Please return each entry that follows exactly as given, but without pictures.

[Opening Source material section]

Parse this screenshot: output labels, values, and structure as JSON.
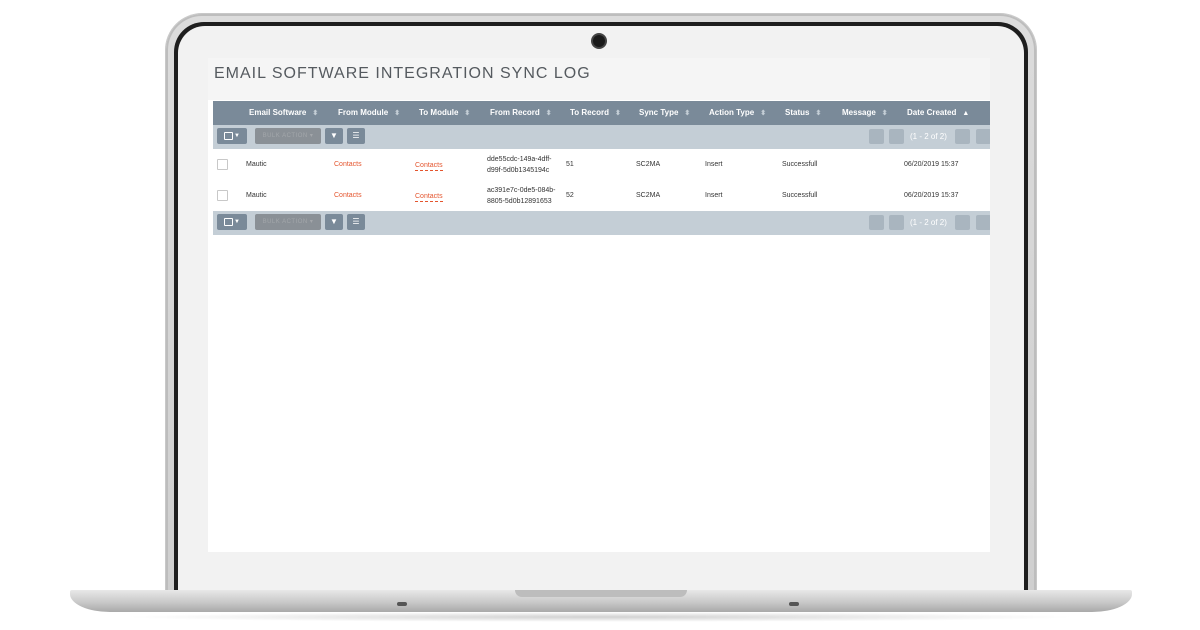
{
  "page": {
    "title": "EMAIL SOFTWARE INTEGRATION SYNC LOG"
  },
  "table": {
    "columns": [
      {
        "label": "Email Software",
        "sort": "sortable"
      },
      {
        "label": "From Module",
        "sort": "sortable"
      },
      {
        "label": "To Module",
        "sort": "sortable"
      },
      {
        "label": "From Record",
        "sort": "sortable"
      },
      {
        "label": "To Record",
        "sort": "sortable"
      },
      {
        "label": "Sync Type",
        "sort": "sortable"
      },
      {
        "label": "Action Type",
        "sort": "sortable"
      },
      {
        "label": "Status",
        "sort": "sortable"
      },
      {
        "label": "Message",
        "sort": "sortable"
      },
      {
        "label": "Date Created",
        "sort": "ascending"
      }
    ],
    "rows": [
      {
        "email_software": "Mautic",
        "from_module": "Contacts",
        "to_module": "Contacts",
        "from_record": "dde55cdc-149a-4dff-d99f-5d0b1345194c",
        "to_record": "51",
        "sync_type": "SC2MA",
        "action_type": "Insert",
        "status": "Successfull",
        "message": "",
        "date_created": "06/20/2019 15:37"
      },
      {
        "email_software": "Mautic",
        "from_module": "Contacts",
        "to_module": "Contacts",
        "from_record": "ac391e7c-0de5-084b-8805-5d0b12891653",
        "to_record": "52",
        "sync_type": "SC2MA",
        "action_type": "Insert",
        "status": "Successfull",
        "message": "",
        "date_created": "06/20/2019 15:37"
      }
    ]
  },
  "toolbar": {
    "bulk_action_label": "BULK ACTION ▾",
    "pagination_text": "(1 - 2 of 2)",
    "select_icon": "checkbox-dropdown-icon",
    "filter_icon": "filter-icon",
    "columns_icon": "list-icon"
  },
  "colors": {
    "header_bar": "#7a8a99",
    "toolbar_bar": "#c4ced6",
    "link": "#e4552e"
  }
}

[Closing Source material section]

# Response to this task
Parse this screenshot: output labels, values, and structure as JSON.
{
  "page": {
    "title": "EMAIL SOFTWARE INTEGRATION SYNC LOG"
  },
  "table": {
    "columns": [
      {
        "label": "Email Software",
        "sort": "sortable"
      },
      {
        "label": "From Module",
        "sort": "sortable"
      },
      {
        "label": "To Module",
        "sort": "sortable"
      },
      {
        "label": "From Record",
        "sort": "sortable"
      },
      {
        "label": "To Record",
        "sort": "sortable"
      },
      {
        "label": "Sync Type",
        "sort": "sortable"
      },
      {
        "label": "Action Type",
        "sort": "sortable"
      },
      {
        "label": "Status",
        "sort": "sortable"
      },
      {
        "label": "Message",
        "sort": "sortable"
      },
      {
        "label": "Date Created",
        "sort": "ascending"
      }
    ],
    "rows": [
      {
        "email_software": "Mautic",
        "from_module": "Contacts",
        "to_module": "Contacts",
        "from_record": "dde55cdc-149a-4dff-d99f-5d0b1345194c",
        "to_record": "51",
        "sync_type": "SC2MA",
        "action_type": "Insert",
        "status": "Successfull",
        "message": "",
        "date_created": "06/20/2019 15:37"
      },
      {
        "email_software": "Mautic",
        "from_module": "Contacts",
        "to_module": "Contacts",
        "from_record": "ac391e7c-0de5-084b-8805-5d0b12891653",
        "to_record": "52",
        "sync_type": "SC2MA",
        "action_type": "Insert",
        "status": "Successfull",
        "message": "",
        "date_created": "06/20/2019 15:37"
      }
    ]
  },
  "toolbar": {
    "bulk_action_label": "BULK ACTION ▾",
    "pagination_text": "(1 - 2 of 2)",
    "select_icon": "checkbox-dropdown-icon",
    "filter_icon": "filter-icon",
    "columns_icon": "list-icon"
  },
  "colors": {
    "header_bar": "#7a8a99",
    "toolbar_bar": "#c4ced6",
    "link": "#e4552e"
  }
}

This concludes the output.